Title: A Thousand Pieces of You
Author: Claudia Gray (Twitter)
Publisher: HarperTeen
Publish Date: November 4, 2014
Genre: YA, Sci-Fi
Pages: 368

Marguerite Caine’s physicist parents are known for their radical scientific achievements. Their most astonishing invention: the Firebird, which allows users to jump into parallel universes, some vastly altered from our own. But when Marguerite’s father is murdered, the killer—her parent’s handsome and enigmatic assistant Paul—escapes into another dimension before the law can touch him.

Marguerite can’t let the man who destroyed her family go free, and she races after Paul through different universes, where their lives entangle in increasingly familiar ways. With each encounter she begins to question Paul’s guilt—and her own heart. Soon she discovers the truth behind her father’s death is more sinister than she ever could have imagined.

A Thousand Pieces of You explores a reality where we witness the countless other lives we might lead in an amazingly intricate multiverse, and ask whether, amid infinite possibilities, one love can endure.
I think that the reason this science fiction novel, in particular, appeals to me is because of the underlying theme of humanity that spills over from the synopsis alone. So often, sci-fi relies on its mind-bending plot twists to keep readers entertained, while A Thousand Pieces of You asks readers to feel Marguerite's journey to avenge her father, as well as find herself. I'm really hoping that this one ends up breaking that unfortunate mold of pretty covers with flat middles…so, fingers crossed! What do you think, and what are you waiting on this week?

Waiting on Wednesday is a weekly feature from Jill at Breaking the Spine.

Top Ten Tuesday: Literary Classics I've Loved

Tuesday, July 1, 2014

I'm all about reading young adult these days, but that's not to say that I haven't read my fair share of the classics - or other genres, for that matter. I think the beauty of books is that there is just so much to choose from, and we have the opportunity to pick what does and doesn't work for us. While I only review young adult novels, I have to say that much of my literary tastes has been induced by classics that I've discovered long past. Here are the top ten that I've read - and loved - throughout my life.
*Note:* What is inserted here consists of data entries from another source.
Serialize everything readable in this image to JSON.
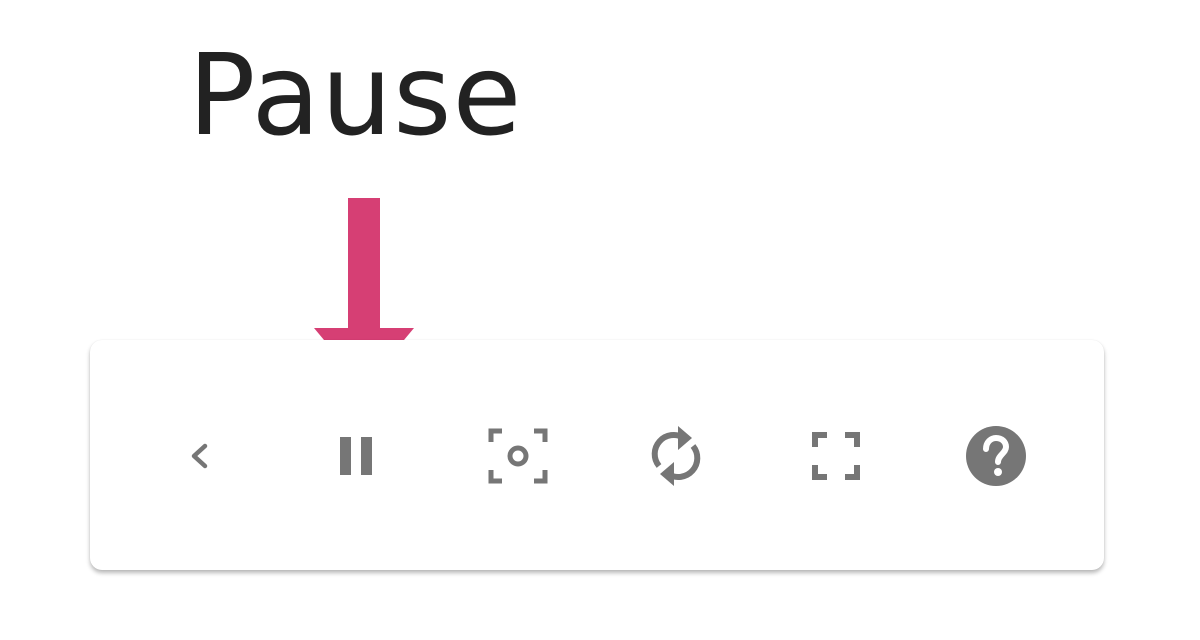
{
  "callout": {
    "label": "Pause",
    "arrow_color": "#d63f74",
    "label_color": "#222222"
  },
  "toolbar": {
    "icon_color": "#767676",
    "buttons": [
      {
        "name": "back-button",
        "icon": "chevron-left-icon"
      },
      {
        "name": "pause-button",
        "icon": "pause-icon"
      },
      {
        "name": "screenshot-button",
        "icon": "camera-frame-icon"
      },
      {
        "name": "rotate-button",
        "icon": "sync-icon"
      },
      {
        "name": "fullscreen-button",
        "icon": "fullscreen-icon"
      },
      {
        "name": "help-button",
        "icon": "help-circle-icon"
      }
    ]
  }
}
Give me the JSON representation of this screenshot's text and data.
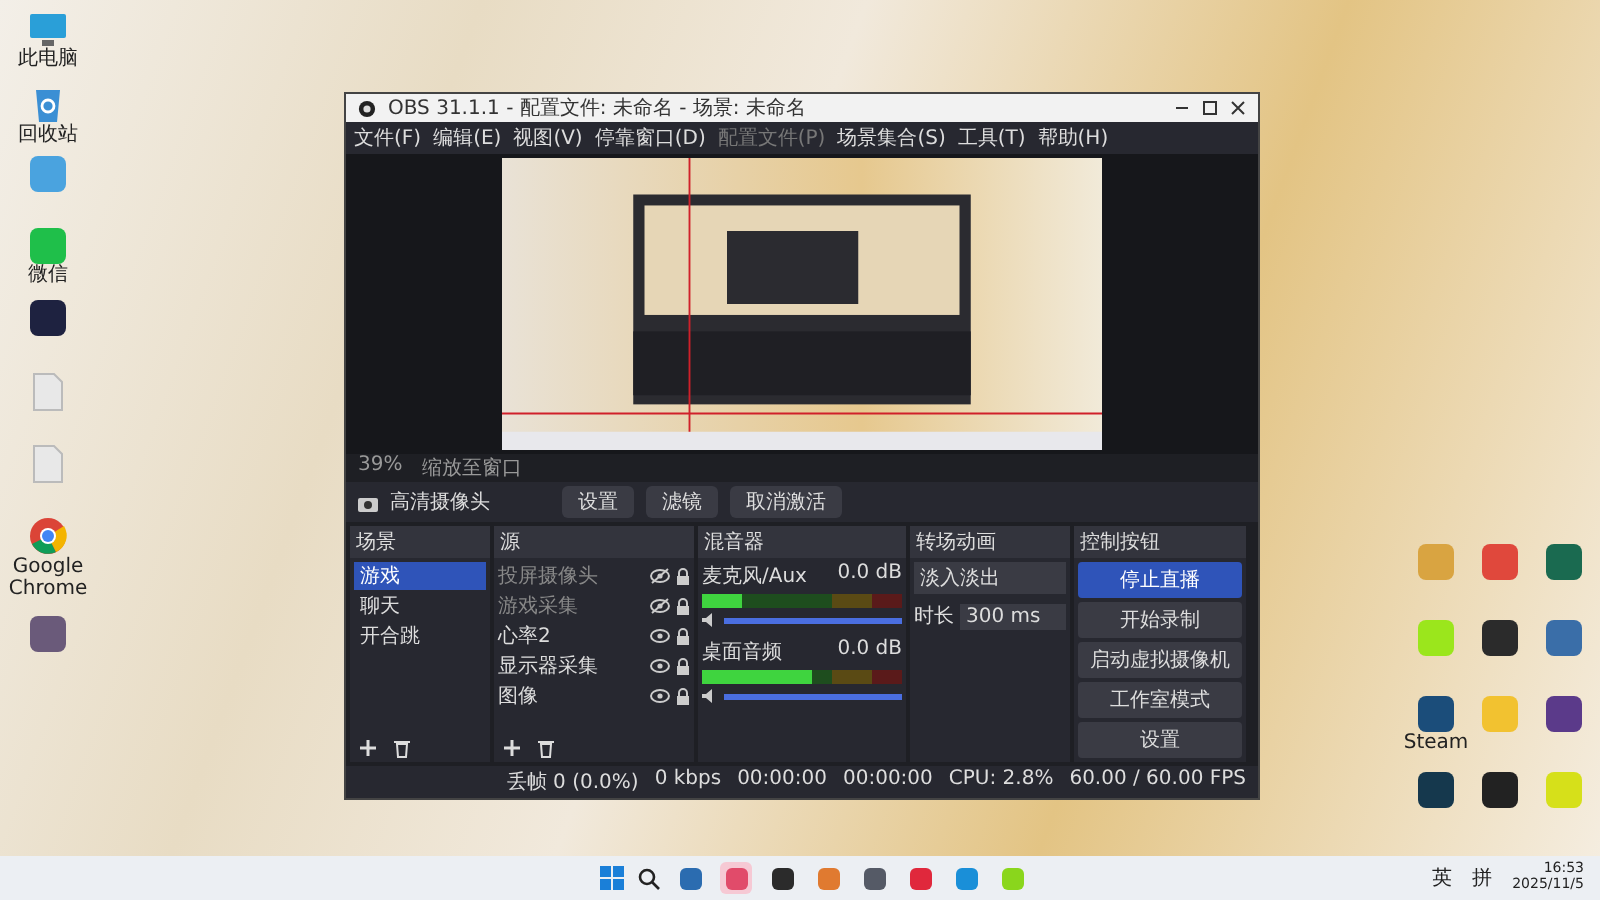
{
  "desktop_icons": [
    {
      "kind": "monitor",
      "color": "#2a9fd8",
      "label": "此电脑"
    },
    {
      "kind": "recycle",
      "color": "#3b8fd4",
      "label": "回收站"
    },
    {
      "kind": "app",
      "color": "#4aa3df"
    },
    {
      "kind": "app",
      "color": "#1fbf4a",
      "label": "微信"
    },
    {
      "kind": "app",
      "color": "#1e2240"
    },
    {
      "kind": "file",
      "color": "#e8e8e8"
    },
    {
      "kind": "file",
      "color": "#e8e8e8"
    },
    {
      "kind": "chrome",
      "color": "#db4437",
      "label": "Google Chrome"
    },
    {
      "kind": "app",
      "color": "#6a5a7a"
    }
  ],
  "right_icons": [
    {
      "color": "#d9a441"
    },
    {
      "color": "#e0483c"
    },
    {
      "color": "#1a6a50"
    },
    {
      "color": "#9be61c"
    },
    {
      "color": "#2b2b2b"
    },
    {
      "color": "#3a6ea8"
    },
    {
      "color": "#1b4d7a",
      "label": "Steam"
    },
    {
      "color": "#f2c230"
    },
    {
      "color": "#5b3a8a"
    },
    {
      "color": "#15384d"
    },
    {
      "color": "#222222"
    },
    {
      "color": "#d6e01a"
    }
  ],
  "window": {
    "title": "OBS 31.1.1 - 配置文件: 未命名 - 场景: 未命名"
  },
  "menu": [
    {
      "label": "文件(F)",
      "disabled": false
    },
    {
      "label": "编辑(E)",
      "disabled": false
    },
    {
      "label": "视图(V)",
      "disabled": false
    },
    {
      "label": "停靠窗口(D)",
      "disabled": false
    },
    {
      "label": "配置文件(P)",
      "disabled": true
    },
    {
      "label": "场景集合(S)",
      "disabled": false
    },
    {
      "label": "工具(T)",
      "disabled": false
    },
    {
      "label": "帮助(H)",
      "disabled": false
    }
  ],
  "preview_toolbar": {
    "zoom": "39%",
    "mode": "缩放至窗口"
  },
  "source_toolbar": {
    "source": "高清摄像头",
    "buttons": [
      "设置",
      "滤镜",
      "取消激活"
    ]
  },
  "scenes": {
    "title": "场景",
    "items": [
      {
        "label": "游戏",
        "selected": true
      },
      {
        "label": "聊天",
        "selected": false
      },
      {
        "label": "开合跳",
        "selected": false
      }
    ]
  },
  "sources": {
    "title": "源",
    "items": [
      {
        "label": "投屏摄像头",
        "visible": false
      },
      {
        "label": "游戏采集",
        "visible": false
      },
      {
        "label": "心率2",
        "visible": true
      },
      {
        "label": "显示器采集",
        "visible": true
      },
      {
        "label": "图像",
        "visible": true
      }
    ]
  },
  "mixer": {
    "title": "混音器",
    "channels": [
      {
        "name": "麦克风/Aux",
        "reading": "0.0 dB",
        "level": 0.2,
        "volume": {
          "level": 1
        }
      },
      {
        "name": "桌面音频",
        "reading": "0.0 dB",
        "level": 0.55,
        "volume": {
          "level": 1
        }
      }
    ]
  },
  "transitions": {
    "title": "转场动画",
    "value": "淡入淡出",
    "duration_label": "时长",
    "duration": "300 ms"
  },
  "controls": {
    "title": "控制按钮",
    "buttons": [
      {
        "label": "停止直播",
        "active": true
      },
      {
        "label": "开始录制",
        "active": false
      },
      {
        "label": "启动虚拟摄像机",
        "active": false
      },
      {
        "label": "工作室模式",
        "active": false
      },
      {
        "label": "设置",
        "active": false
      }
    ]
  },
  "status_bar": [
    "丢帧 0 (0.0%)",
    "0 kbps",
    "00:00:00",
    "00:00:00",
    "CPU: 2.8%",
    "60.00 / 60.00 FPS"
  ],
  "taskbar": {
    "icons": [
      {
        "color": "#2b6cb0",
        "selected": false
      },
      {
        "color": "#e14b6a",
        "selected": true
      },
      {
        "color": "#2b2b2b",
        "selected": false
      },
      {
        "color": "#e07a30",
        "selected": false
      },
      {
        "color": "#555a66",
        "selected": false
      },
      {
        "color": "#e0283c",
        "selected": false
      },
      {
        "color": "#1a8fd8",
        "selected": false
      },
      {
        "color": "#8ad61c",
        "selected": false
      }
    ],
    "ime_lang": "英",
    "ime_mode": "拼",
    "time": "16:53",
    "date": "2025/11/5"
  }
}
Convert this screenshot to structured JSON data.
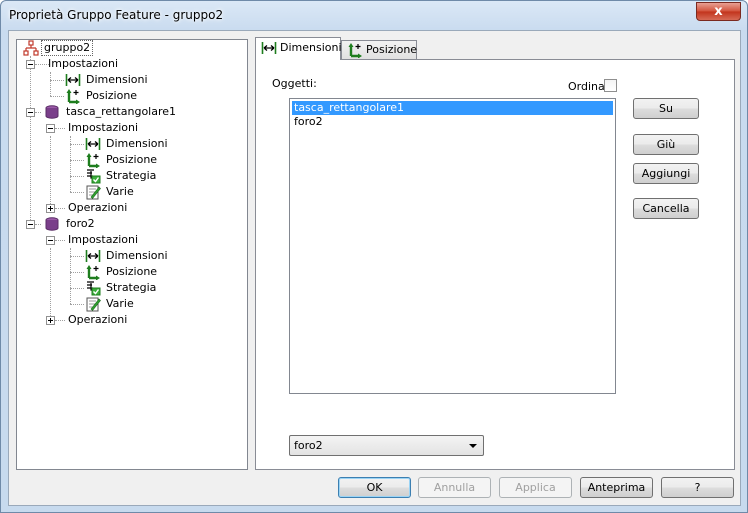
{
  "window": {
    "title": "Proprietà Gruppo Feature - gruppo2",
    "close_label": "x"
  },
  "tree": {
    "root": "gruppo2",
    "nodes": [
      {
        "label": "Impostazioni"
      },
      {
        "label": "Dimensioni"
      },
      {
        "label": "Posizione"
      },
      {
        "label": "tasca_rettangolare1"
      },
      {
        "label": "Impostazioni"
      },
      {
        "label": "Dimensioni"
      },
      {
        "label": "Posizione"
      },
      {
        "label": "Strategia"
      },
      {
        "label": "Varie"
      },
      {
        "label": "Operazioni"
      },
      {
        "label": "foro2"
      },
      {
        "label": "Impostazioni"
      },
      {
        "label": "Dimensioni"
      },
      {
        "label": "Posizione"
      },
      {
        "label": "Strategia"
      },
      {
        "label": "Varie"
      },
      {
        "label": "Operazioni"
      }
    ]
  },
  "tabs": [
    {
      "label": "Dimensioni",
      "icon": "dimension-icon",
      "active": true
    },
    {
      "label": "Posizione",
      "icon": "position-icon",
      "active": false
    }
  ],
  "panel": {
    "objects_label": "Oggetti:",
    "sort_label": "Ordina",
    "sort_checked": false,
    "list": [
      "tasca_rettangolare1",
      "foro2"
    ],
    "selected_index": 0,
    "combo_value": "foro2"
  },
  "side_buttons": {
    "up": "Su",
    "down": "Giù",
    "add": "Aggiungi",
    "delete": "Cancella"
  },
  "footer": {
    "ok": "OK",
    "cancel": "Annulla",
    "apply": "Applica",
    "preview": "Anteprima",
    "help": "?"
  },
  "colors": {
    "selection": "#3399ff",
    "icon_green": "#1e7d1e",
    "icon_red": "#c0392b"
  }
}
The Great Gatsby by F. Scott Fitzgerald. Pride and Prejudice by Jane Austen. To Kill a Mockingbird by Harper Lee.

Lord of the Flies by William Golding. Little Women by Louisa May Alcott. Fahrenheit 451 by Ray Bradbury.
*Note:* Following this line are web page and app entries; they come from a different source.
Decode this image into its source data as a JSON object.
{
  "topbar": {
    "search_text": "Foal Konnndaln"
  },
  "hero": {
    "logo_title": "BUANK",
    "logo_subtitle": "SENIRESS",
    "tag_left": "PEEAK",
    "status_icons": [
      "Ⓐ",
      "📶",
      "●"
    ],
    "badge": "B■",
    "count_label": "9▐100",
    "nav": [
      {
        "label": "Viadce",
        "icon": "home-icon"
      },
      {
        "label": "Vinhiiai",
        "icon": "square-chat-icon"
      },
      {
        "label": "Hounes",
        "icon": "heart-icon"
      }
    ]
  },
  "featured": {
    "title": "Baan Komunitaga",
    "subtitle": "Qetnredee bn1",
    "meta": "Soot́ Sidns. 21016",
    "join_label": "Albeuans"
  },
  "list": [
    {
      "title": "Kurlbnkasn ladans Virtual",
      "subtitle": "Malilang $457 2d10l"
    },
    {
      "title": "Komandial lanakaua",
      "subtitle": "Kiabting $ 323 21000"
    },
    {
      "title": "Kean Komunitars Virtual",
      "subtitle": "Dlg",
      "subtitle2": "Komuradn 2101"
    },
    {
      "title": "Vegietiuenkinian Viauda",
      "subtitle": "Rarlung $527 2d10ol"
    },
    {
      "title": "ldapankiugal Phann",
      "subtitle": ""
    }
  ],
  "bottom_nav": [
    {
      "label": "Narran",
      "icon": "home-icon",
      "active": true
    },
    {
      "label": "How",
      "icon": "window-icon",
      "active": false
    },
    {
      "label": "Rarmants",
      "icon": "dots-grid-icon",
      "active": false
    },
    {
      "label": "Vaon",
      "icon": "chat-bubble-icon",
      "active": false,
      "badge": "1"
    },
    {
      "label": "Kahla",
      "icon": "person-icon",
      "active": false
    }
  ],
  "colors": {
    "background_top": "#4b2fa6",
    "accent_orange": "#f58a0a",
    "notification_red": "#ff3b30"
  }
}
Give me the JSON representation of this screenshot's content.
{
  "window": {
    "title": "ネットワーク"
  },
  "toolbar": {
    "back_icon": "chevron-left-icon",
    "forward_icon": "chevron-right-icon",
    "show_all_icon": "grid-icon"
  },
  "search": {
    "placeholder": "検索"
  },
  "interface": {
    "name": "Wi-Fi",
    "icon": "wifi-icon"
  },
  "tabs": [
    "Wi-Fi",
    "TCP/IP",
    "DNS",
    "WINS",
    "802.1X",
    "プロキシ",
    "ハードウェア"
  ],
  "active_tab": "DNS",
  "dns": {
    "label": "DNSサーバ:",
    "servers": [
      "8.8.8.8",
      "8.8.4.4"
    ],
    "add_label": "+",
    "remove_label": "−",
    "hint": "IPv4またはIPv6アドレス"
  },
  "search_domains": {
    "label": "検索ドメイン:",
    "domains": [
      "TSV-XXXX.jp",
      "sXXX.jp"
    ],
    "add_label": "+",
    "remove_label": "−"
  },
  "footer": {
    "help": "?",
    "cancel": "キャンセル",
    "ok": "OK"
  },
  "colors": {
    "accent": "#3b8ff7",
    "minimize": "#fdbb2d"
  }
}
The Hobbit by J.R.R. Tolkien. Le Petit Prince by Antoine de Saint-Exupery. The Grapes of Wrath by John Steinbeck. The Secret Garden by Frances Hodgson Burnett.

Top Ten Tuesday is a weekly feature from The Broke and the Bookish.


Related Posts Plugin for WordPress, Blogger...
Pin It button on image hover